More than twenty years of research has confirmed a relationship between Adverse Childhood Experiences (ACEs) and poor health outcomes. Associations of ACEs and future suicide attempts, problematic drug use, sexually transmitted infections, mood and anxiety disorders, and respiratory disease are particularly strong. In response to this finding, primary care stakeholders have proposed screening children and adults for ACEs. Unfortunately, the impact of these screening programs on health outcomes has not been well established. As with all screening programs in primary care it is necessary to establish the expected benefits and potential harms of ACEs screening, prior to establishing policies and workflows for routine screening. This presentation will briefly review the evidence and gaps in evidence associated with universal and targeted screening for ACEs. The evidence for primary care interventions for addressing ACEs will also be reviewed. Small and large group discussions will clarify the expected benefits and potential harms associated with screening for ACEs. The presentation and discussions will explore the relative risks and benefits of screening for ACEs in adult vs. pediatric populations. Additional considerations, for clinicians working in diverse settings with diverse populations. Finally, the presenters will compare and contrast a universal education approach to addressing trauma with a screening approach to identify patients with ACEs.
- Describe the evidence supporting screening for Adverse Childhood Experiences.
- Describe the potential benefits and harms associated with screening for Adverse Childhood Experiences.
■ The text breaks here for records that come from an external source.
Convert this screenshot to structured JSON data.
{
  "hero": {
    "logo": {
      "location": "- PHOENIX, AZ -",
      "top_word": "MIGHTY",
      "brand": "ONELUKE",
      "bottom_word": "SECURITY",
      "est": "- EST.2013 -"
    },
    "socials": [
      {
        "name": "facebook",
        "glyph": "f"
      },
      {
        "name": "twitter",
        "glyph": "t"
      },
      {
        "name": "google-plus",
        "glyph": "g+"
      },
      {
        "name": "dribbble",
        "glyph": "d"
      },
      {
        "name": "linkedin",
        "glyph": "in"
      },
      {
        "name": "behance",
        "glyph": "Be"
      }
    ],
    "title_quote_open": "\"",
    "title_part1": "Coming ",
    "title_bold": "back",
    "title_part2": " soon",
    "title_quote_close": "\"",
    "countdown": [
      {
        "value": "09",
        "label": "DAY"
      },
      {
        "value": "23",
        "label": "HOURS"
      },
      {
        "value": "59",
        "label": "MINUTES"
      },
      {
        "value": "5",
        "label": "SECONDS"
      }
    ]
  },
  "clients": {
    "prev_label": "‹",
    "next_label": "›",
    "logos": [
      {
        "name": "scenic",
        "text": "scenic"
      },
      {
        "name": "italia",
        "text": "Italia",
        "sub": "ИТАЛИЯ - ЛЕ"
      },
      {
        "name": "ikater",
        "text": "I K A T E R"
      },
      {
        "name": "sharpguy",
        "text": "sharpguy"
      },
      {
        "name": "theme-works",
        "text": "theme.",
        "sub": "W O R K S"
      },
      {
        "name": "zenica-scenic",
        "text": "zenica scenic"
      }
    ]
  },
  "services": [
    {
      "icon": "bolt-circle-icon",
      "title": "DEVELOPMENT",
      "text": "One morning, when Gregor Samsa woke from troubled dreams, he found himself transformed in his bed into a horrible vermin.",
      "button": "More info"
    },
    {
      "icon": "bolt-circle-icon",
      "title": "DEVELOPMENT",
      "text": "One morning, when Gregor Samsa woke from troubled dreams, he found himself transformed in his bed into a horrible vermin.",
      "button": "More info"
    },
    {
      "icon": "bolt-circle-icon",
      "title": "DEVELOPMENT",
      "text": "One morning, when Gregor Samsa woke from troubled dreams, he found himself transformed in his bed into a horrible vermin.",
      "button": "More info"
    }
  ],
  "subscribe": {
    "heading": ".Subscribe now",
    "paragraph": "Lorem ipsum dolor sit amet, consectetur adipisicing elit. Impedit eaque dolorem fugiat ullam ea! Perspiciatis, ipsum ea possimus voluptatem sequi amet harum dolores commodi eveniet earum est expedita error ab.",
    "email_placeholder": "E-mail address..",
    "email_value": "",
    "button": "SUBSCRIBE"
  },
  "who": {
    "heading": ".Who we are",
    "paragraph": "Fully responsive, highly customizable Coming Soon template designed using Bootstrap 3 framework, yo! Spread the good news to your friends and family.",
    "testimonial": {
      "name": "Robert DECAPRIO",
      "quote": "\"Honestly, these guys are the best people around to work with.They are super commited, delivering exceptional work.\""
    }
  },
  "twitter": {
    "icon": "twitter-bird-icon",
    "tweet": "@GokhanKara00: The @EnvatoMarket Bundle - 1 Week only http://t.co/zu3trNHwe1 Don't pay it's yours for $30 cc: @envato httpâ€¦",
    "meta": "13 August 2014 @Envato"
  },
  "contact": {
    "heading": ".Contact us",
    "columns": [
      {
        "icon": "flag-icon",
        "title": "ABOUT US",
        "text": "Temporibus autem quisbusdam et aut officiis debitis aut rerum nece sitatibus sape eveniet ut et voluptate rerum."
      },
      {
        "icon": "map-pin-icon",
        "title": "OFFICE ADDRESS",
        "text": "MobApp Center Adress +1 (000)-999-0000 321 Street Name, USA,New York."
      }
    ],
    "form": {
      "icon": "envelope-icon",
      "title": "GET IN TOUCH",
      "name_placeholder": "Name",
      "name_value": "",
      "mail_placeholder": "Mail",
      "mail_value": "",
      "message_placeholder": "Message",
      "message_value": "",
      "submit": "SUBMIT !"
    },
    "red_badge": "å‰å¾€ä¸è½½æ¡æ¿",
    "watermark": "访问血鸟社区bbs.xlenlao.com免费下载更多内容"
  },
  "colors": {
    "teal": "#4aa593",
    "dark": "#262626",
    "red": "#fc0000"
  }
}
- Compare and contrast a universal education approach to addressing trauma with a screening approach for Adverse Childhood Experiences.